Pete Stauber, the representative from the area who introduced the measure, said it would promote the economy of the mineral-rich region.

Stauber, a Republican who chairs a mining subcommittee, criticized the Biden administration’s approach to extractive industries. Boosting domestic mining would give U.S. policymakers more control over environmental and labor protections than importing critical minerals from overseas.

“Biden’s mining policy of anywhere but America, any worker but American must be stopped,” Stauber said. “We can find these minerals domestically under the best labor and environmental standards in the world. We know this all too well in Northern Minnesota, where mining is our past, our present and our future.”

Democrats objected to the bill, saying it endangered the Boundary Waters separating Minnesota from Canada. The wilderness area is a beloved destination for many in the state.

“This piece of legislation would revoke key protections for a watershed that contains some of the purest, freshest water in the nation, in the world,” Minnesota Democrat Betty McCollum said.

Gray wolf 

The House voted 209-205 to pass a bill authored by Colorado Republican Lauren Boebert that would remove the gray wolf from the federal endangered species list.

Republicans Fitzpatrick, Matt Gaetz of Florida, Mike Garcia of California and Nancy Mace of South Carolina voted against the bill. Democrats Yadira Caraveo of Colorado, Cuellar, Golden and Perez voted in favor.

Under the bill, states would be empowered to manage wolf populations, Boebert said on the House floor.

During floor debate, Republicans said wolves have fully recovered and no longer needed federal protections. They also said the predators were a nuisance to livestock and the ranchers whose livelihoods depend on cattle and sheep.

“I stand here today celebrating the success story of the Endangered Species Act, seeing that the gray wolf has been fully recovered,” Boebert said. “I also stand today … in defense of our farmers and our ranchers.”

Democrats argued that while gray wolves’ numbers have increased, they are still in danger of extinction if federal protections were to disappear.

Virginia Democrat Don Beyer noted that states such as Montana, Wyoming and Idaho that have delisted wolves saw overhunting.

“We’re in the midst of a biodiversity crisis,” Beyer said. “We should be supporting current scientific efforts by fully funding the agencies that carry out ESA extinction preservation work.”

Beyer also took a veiled shot at South Dakota Gov. Kristi Noem, a Republican who described in a recently published memoir killing her 14-month-old hunting dog in a gravel pit.

Dogs kill twice as many cattle as wolves, Beyer said.

“Yet we don’t say that all good dogs should go to the gravel pit,” he said.

Lead bullets
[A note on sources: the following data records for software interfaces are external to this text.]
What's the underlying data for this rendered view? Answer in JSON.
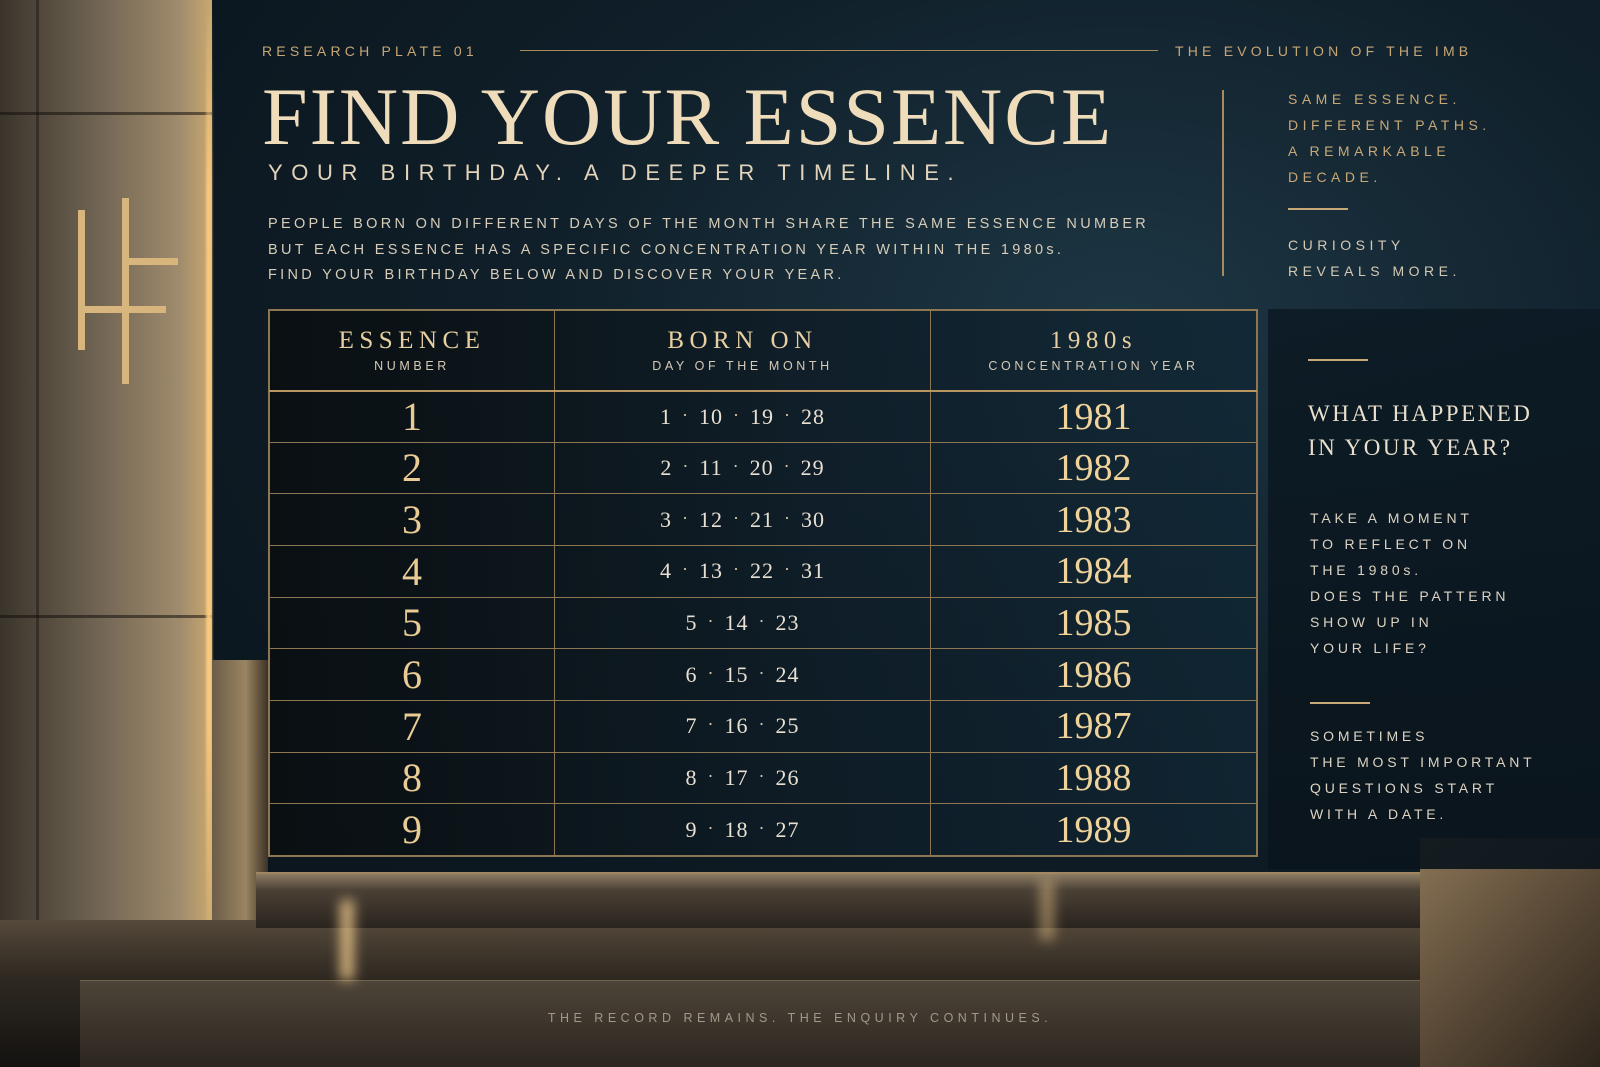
{
  "header": {
    "plate": "RESEARCH PLATE 01",
    "series": "THE EVOLUTION OF THE IMB"
  },
  "title": "FIND YOUR ESSENCE",
  "subtitle": "YOUR BIRTHDAY. A DEEPER TIMELINE.",
  "intro": [
    "PEOPLE BORN ON DIFFERENT DAYS OF THE MONTH SHARE THE SAME ESSENCE NUMBER",
    "BUT EACH ESSENCE HAS A SPECIFIC CONCENTRATION YEAR WITHIN THE 1980s.",
    "FIND YOUR BIRTHDAY BELOW AND DISCOVER YOUR YEAR."
  ],
  "side_top": {
    "lines": [
      "SAME ESSENCE.",
      "DIFFERENT PATHS.",
      "A REMARKABLE",
      "DECADE."
    ],
    "curiosity": [
      "CURIOSITY",
      "REVEALS MORE."
    ]
  },
  "table": {
    "headers": [
      {
        "main": "ESSENCE",
        "sub": "NUMBER"
      },
      {
        "main": "BORN ON",
        "sub": "DAY OF THE MONTH"
      },
      {
        "main": "1980s",
        "sub": "CONCENTRATION YEAR"
      }
    ],
    "rows": [
      {
        "essence": "1",
        "days": [
          "1",
          "10",
          "19",
          "28"
        ],
        "year": "1981"
      },
      {
        "essence": "2",
        "days": [
          "2",
          "11",
          "20",
          "29"
        ],
        "year": "1982"
      },
      {
        "essence": "3",
        "days": [
          "3",
          "12",
          "21",
          "30"
        ],
        "year": "1983"
      },
      {
        "essence": "4",
        "days": [
          "4",
          "13",
          "22",
          "31"
        ],
        "year": "1984"
      },
      {
        "essence": "5",
        "days": [
          "5",
          "14",
          "23"
        ],
        "year": "1985"
      },
      {
        "essence": "6",
        "days": [
          "6",
          "15",
          "24"
        ],
        "year": "1986"
      },
      {
        "essence": "7",
        "days": [
          "7",
          "16",
          "25"
        ],
        "year": "1987"
      },
      {
        "essence": "8",
        "days": [
          "8",
          "17",
          "26"
        ],
        "year": "1988"
      },
      {
        "essence": "9",
        "days": [
          "9",
          "18",
          "27"
        ],
        "year": "1989"
      }
    ],
    "separator": "·"
  },
  "panel": {
    "title": [
      "WHAT HAPPENED",
      "IN YOUR YEAR?"
    ],
    "body": [
      "TAKE A MOMENT",
      "TO REFLECT ON",
      "THE 1980s.",
      "DOES THE PATTERN",
      "SHOW UP IN",
      "YOUR LIFE?"
    ],
    "foot": [
      "SOMETIMES",
      "THE MOST IMPORTANT",
      "QUESTIONS START",
      "WITH A DATE."
    ]
  },
  "footer": "THE RECORD REMAINS. THE ENQUIRY CONTINUES.",
  "logo_icon": "hf-monogram-icon",
  "colors": {
    "gold": "#c9a877",
    "background": "#0f1e28",
    "text": "#e8d9bd"
  }
}
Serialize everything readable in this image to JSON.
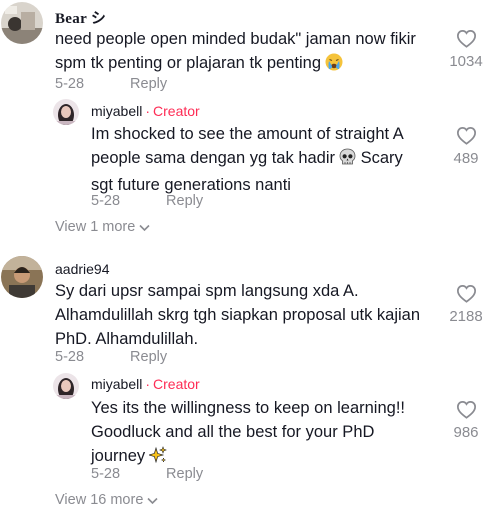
{
  "threads": [
    {
      "comment": {
        "username": "Bear",
        "username_suffix": "シ",
        "text": "need people open minded budak\" jaman now fikir spm tk penting or plajaran tk penting",
        "emoji_icon": "crying-face-emoji",
        "date": "5-28",
        "reply_label": "Reply",
        "likes": "1034"
      },
      "reply": {
        "username": "miyabell",
        "separator": "·",
        "creator_label": "Creator",
        "text": "Im shocked to see the amount of straight A people sama dengan yg tak hadir",
        "emoji_icon": "skull-emoji",
        "text_after": "Scary sgt future generations nanti",
        "date": "5-28",
        "reply_label": "Reply",
        "likes": "489"
      },
      "view_more": "View 1 more"
    },
    {
      "comment": {
        "username": "aadrie94",
        "text": "Sy dari upsr sampai spm langsung xda A. Alhamdulillah skrg tgh siapkan proposal utk kajian PhD. Alhamdulillah.",
        "date": "5-28",
        "reply_label": "Reply",
        "likes": "2188"
      },
      "reply": {
        "username": "miyabell",
        "separator": "·",
        "creator_label": "Creator",
        "text": "Yes its the willingness to keep on learning!! Goodluck and all the best for your PhD journey",
        "emoji_icon": "sparkles-emoji",
        "date": "5-28",
        "reply_label": "Reply",
        "likes": "986"
      },
      "view_more": "View 16 more"
    }
  ],
  "icons": {
    "like": "heart-outline-icon",
    "expand": "chevron-down-icon"
  },
  "colors": {
    "text": "#161823",
    "muted": "#8a8b91",
    "creator": "#fe2c55"
  }
}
The House also passed, 214-201, a bill sponsored by Virginia Republican Rob Wittman to block the Department of Agriculture and Department of Interior from regulating the use of lead ammunition or lead fishing equipment on federal lands or waters.

Republicans Fitzpatrick, Gaetz and Vern Buchanan of Florida voted against it.

Democrats Cuellar, Donald Davis of North Carolina, Robert Garcia of California, Golden, Vicente Gonzalez of Texas, Mary Peltola of Alaska and Perez voted in favor.

Each side accused the other of indulging special interests on the issue.

Democrats said Republicans were more concerned about blocking regulations on guns than promoting hunting and fishing.

“When it comes to guns, and now ammo, any type of restriction is too much for Republican ideology,” Huffman said.

Westerman said the bill “probably is more aimed at” fending off “any kind of attack they can take on our Second Amendment rights,” but said that Democrats’ opposition was due to their loyalty to extreme environmentalists.

“Manage these lands for the public, not for your special interest, radical environmental groups,” he said. “I think Congress has to take the lead on that.”

Pennsylvania Capital-Star is part of States Newsroom, a network of news bureaus supported by grants and a coalition of donors as a 501c(3) public charity. Pennsylvania Capital-Star maintains editorial independence. Contact Editor Kim Lyons for questions: info@penncapital-star.com. Follow Pennsylvania Capital-Star on Facebook and Twitter.

This article is republished from Pennsylvania Capital-Star under a Creative Commons license. Read the original article.